About this task → Go through the listing below and output it word for word.

______________________________

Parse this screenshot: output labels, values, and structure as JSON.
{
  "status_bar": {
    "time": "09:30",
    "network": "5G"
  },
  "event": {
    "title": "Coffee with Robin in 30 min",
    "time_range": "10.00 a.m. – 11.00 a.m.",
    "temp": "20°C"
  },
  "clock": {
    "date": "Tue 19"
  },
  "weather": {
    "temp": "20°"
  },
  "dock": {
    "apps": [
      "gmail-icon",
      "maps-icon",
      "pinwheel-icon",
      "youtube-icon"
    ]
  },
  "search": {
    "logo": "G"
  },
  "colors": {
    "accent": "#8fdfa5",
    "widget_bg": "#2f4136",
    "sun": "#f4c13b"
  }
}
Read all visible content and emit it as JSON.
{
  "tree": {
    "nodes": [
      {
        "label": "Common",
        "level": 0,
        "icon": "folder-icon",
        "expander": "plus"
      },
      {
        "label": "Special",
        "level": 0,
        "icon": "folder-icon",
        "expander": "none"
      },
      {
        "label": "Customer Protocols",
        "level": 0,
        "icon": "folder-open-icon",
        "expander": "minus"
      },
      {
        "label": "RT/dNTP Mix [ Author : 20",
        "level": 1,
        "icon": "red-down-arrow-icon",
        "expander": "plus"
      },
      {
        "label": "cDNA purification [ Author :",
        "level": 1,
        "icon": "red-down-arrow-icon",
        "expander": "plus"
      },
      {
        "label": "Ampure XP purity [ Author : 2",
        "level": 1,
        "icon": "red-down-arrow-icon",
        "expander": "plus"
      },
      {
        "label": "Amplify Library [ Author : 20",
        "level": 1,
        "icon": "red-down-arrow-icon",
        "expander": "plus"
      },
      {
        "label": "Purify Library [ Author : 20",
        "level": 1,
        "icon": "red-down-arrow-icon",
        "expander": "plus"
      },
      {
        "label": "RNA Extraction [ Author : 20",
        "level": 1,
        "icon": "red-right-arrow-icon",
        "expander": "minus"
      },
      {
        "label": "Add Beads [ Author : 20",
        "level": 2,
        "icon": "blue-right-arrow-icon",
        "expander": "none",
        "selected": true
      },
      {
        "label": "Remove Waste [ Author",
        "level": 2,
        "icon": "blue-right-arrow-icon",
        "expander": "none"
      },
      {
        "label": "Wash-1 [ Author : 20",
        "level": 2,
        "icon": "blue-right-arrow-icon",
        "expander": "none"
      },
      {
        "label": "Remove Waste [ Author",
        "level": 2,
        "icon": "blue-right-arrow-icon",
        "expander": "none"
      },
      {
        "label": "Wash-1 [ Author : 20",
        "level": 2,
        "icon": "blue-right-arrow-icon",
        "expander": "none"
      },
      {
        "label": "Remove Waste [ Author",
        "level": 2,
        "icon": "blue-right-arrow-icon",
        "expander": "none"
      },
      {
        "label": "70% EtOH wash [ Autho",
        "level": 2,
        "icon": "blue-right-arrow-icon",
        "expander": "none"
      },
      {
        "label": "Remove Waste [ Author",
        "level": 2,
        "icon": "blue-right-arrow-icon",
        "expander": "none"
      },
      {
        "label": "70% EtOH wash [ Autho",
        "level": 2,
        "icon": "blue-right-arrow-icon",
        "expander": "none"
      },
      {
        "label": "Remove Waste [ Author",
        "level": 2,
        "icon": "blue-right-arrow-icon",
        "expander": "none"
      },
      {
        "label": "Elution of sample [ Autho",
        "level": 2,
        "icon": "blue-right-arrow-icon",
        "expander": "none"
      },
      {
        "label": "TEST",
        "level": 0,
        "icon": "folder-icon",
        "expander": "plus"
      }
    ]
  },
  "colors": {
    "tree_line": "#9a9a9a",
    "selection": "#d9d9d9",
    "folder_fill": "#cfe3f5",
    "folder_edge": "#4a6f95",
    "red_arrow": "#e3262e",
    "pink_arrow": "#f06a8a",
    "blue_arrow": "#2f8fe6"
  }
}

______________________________

Answer section →
Parse this screenshot: output labels, values, and structure as JSON.
{
  "status_bar": {
    "time": "09:30",
    "network": "5G"
  },
  "event": {
    "title": "Coffee with Robin in 30 min",
    "time_range": "10.00 a.m. – 11.00 a.m.",
    "temp": "20°C"
  },
  "clock": {
    "date": "Tue 19"
  },
  "weather": {
    "temp": "20°"
  },
  "dock": {
    "apps": [
      "gmail-icon",
      "maps-icon",
      "pinwheel-icon",
      "youtube-icon"
    ]
  },
  "search": {
    "logo": "G"
  },
  "colors": {
    "accent": "#8fdfa5",
    "widget_bg": "#2f4136",
    "sun": "#f4c13b"
  }
}
Read all visible content and emit it as JSON.
{
  "tree": {
    "nodes": [
      {
        "label": "Common",
        "level": 0,
        "icon": "folder-icon",
        "expander": "plus"
      },
      {
        "label": "Special",
        "level": 0,
        "icon": "folder-icon",
        "expander": "none"
      },
      {
        "label": "Customer Protocols",
        "level": 0,
        "icon": "folder-open-icon",
        "expander": "minus"
      },
      {
        "label": "RT/dNTP Mix [ Author : 20",
        "level": 1,
        "icon": "red-down-arrow-icon",
        "expander": "plus"
      },
      {
        "label": "cDNA purification [ Author :",
        "level": 1,
        "icon": "red-down-arrow-icon",
        "expander": "plus"
      },
      {
        "label": "Ampure XP purity [ Author : 2",
        "level": 1,
        "icon": "red-down-arrow-icon",
        "expander": "plus"
      },
      {
        "label": "Amplify Library [ Author : 20",
        "level": 1,
        "icon": "red-down-arrow-icon",
        "expander": "plus"
      },
      {
        "label": "Purify Library [ Author : 20",
        "level": 1,
        "icon": "red-down-arrow-icon",
        "expander": "plus"
      },
      {
        "label": "RNA Extraction [ Author : 20",
        "level": 1,
        "icon": "red-right-arrow-icon",
        "expander": "minus"
      },
      {
        "label": "Add Beads [ Author : 20",
        "level": 2,
        "icon": "blue-right-arrow-icon",
        "expander": "none",
        "selected": true
      },
      {
        "label": "Remove Waste [ Author",
        "level": 2,
        "icon": "blue-right-arrow-icon",
        "expander": "none"
      },
      {
        "label": "Wash-1 [ Author : 20",
        "level": 2,
        "icon": "blue-right-arrow-icon",
        "expander": "none"
      },
      {
        "label": "Remove Waste [ Author",
        "level": 2,
        "icon": "blue-right-arrow-icon",
        "expander": "none"
      },
      {
        "label": "Wash-1 [ Author : 20",
        "level": 2,
        "icon": "blue-right-arrow-icon",
        "expander": "none"
      },
      {
        "label": "Remove Waste [ Author",
        "level": 2,
        "icon": "blue-right-arrow-icon",
        "expander": "none"
      },
      {
        "label": "70% EtOH wash [ Autho",
        "level": 2,
        "icon": "blue-right-arrow-icon",
        "expander": "none"
      },
      {
        "label": "Remove Waste [ Author",
        "level": 2,
        "icon": "blue-right-arrow-icon",
        "expander": "none"
      },
      {
        "label": "70% EtOH wash [ Autho",
        "level": 2,
        "icon": "blue-right-arrow-icon",
        "expander": "none"
      },
      {
        "label": "Remove Waste [ Author",
        "level": 2,
        "icon": "blue-right-arrow-icon",
        "expander": "none"
      },
      {
        "label": "Elution of sample [ Autho",
        "level": 2,
        "icon": "blue-right-arrow-icon",
        "expander": "none"
      },
      {
        "label": "TEST",
        "level": 0,
        "icon": "folder-icon",
        "expander": "plus"
      }
    ]
  },
  "colors": {
    "tree_line": "#9a9a9a",
    "selection": "#d9d9d9",
    "folder_fill": "#cfe3f5",
    "folder_edge": "#4a6f95",
    "red_arrow": "#e3262e",
    "pink_arrow": "#f06a8a",
    "blue_arrow": "#2f8fe6"
  }
}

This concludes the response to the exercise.